FPI: A question we always ask our guests – what books and/or comics are you enjoying at the moment? Anyone whose work you would especially recommend?
HB: At the moment I’m impatiently awaiting the translation of the third Blacksad book – I discovered Blacksad about a year into working on my book, and had I not been contractually bound by Cape I might have thrown in the towel! The artwork is great, and they conjure up the era so well. I’m also looking forward to Raymond Brigg’s new book, which I hear is about death. But those are books I’m not enjoying yet.
One of the best books I’ve read recently was the ridiculously simple but brilliant ‘Albert and the Others’ by Guy Delisle. There’s no text in it and the images are unfussy and monochromatic, but it just works. The timing is impeccable and each short story inside is a little gem. I found myself chuckling aloud when I read it.
FPI: Obviously you will be busy promoting Britten & Brülightly just now, but may I ask what’s next in the works for you? I’m hoping very much that you will be returning to the graphic novel medium, whether it is a second Britten & Brülightly or something totally different.
HB: Graphic novels all the way! B&B was quite steep learning curve, but I still don’t feel like I fully understand what comics are capable of yet. I have an idea in the pipeline for the next one (sadly no more Britten or Brülightly, at least for the present), and I have plans for a different genre altogether. I’ve always had a love of horror, and I think a ghost story as a graphic novel could work well. I’ll see how it goes.
FPI: Hannah, thank you very much for chatting with us and I’m looking forward to seeing what you work on next.
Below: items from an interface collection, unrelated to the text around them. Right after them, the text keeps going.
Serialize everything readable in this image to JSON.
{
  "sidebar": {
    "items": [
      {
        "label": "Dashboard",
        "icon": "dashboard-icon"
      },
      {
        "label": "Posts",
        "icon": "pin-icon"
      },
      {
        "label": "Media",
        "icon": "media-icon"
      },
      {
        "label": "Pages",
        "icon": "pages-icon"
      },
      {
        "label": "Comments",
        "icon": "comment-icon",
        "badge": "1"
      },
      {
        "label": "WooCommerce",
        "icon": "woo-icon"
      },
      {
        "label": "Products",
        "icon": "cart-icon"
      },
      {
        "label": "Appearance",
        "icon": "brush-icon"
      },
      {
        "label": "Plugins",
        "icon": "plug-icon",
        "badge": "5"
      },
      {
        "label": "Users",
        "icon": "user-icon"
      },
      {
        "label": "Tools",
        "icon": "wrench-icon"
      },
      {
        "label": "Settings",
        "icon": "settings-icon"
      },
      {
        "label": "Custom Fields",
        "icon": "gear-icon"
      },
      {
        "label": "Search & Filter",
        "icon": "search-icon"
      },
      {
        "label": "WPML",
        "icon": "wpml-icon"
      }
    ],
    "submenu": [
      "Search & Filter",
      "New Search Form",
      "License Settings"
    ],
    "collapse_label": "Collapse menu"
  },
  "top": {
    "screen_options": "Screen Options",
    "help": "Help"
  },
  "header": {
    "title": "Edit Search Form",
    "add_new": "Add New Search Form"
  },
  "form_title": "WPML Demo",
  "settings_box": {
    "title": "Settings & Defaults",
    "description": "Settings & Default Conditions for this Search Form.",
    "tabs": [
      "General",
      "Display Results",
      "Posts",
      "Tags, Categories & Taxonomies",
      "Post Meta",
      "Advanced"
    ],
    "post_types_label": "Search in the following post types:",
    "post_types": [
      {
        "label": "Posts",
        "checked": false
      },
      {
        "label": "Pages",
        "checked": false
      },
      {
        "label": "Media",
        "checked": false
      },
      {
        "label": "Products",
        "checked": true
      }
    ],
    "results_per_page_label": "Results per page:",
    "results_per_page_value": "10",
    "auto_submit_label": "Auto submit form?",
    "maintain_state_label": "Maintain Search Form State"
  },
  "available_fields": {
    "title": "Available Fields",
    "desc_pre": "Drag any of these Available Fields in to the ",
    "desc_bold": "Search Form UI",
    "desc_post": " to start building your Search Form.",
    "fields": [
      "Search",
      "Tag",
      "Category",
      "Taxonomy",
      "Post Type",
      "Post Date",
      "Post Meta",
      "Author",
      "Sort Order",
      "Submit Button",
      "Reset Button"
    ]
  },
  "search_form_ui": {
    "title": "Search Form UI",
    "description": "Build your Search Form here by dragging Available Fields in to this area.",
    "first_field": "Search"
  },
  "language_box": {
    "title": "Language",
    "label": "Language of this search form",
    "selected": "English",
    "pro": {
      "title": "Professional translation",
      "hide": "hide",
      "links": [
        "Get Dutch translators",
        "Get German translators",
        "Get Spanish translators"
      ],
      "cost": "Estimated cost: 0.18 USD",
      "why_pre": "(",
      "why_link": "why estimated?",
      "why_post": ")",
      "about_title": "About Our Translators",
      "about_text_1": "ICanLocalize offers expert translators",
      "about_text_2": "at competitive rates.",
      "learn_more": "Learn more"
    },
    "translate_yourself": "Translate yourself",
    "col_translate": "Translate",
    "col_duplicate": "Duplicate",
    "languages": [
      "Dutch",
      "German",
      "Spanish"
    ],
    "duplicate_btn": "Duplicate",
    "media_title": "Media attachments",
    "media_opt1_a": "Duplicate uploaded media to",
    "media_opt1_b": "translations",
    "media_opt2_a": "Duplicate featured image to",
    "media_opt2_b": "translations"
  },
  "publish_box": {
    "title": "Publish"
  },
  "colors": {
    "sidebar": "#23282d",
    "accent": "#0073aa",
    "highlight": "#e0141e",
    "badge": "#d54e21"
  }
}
Britten & Brülightly has just been published in the UK by Jonathan Cape and can be found on our website right now, while Hannah has been busy appearing at various literary festivals, with more to follow in the near future, including an appearance at the Edinburgh International Book Festival this August.
HB: Please buy it, I need to give up my day job!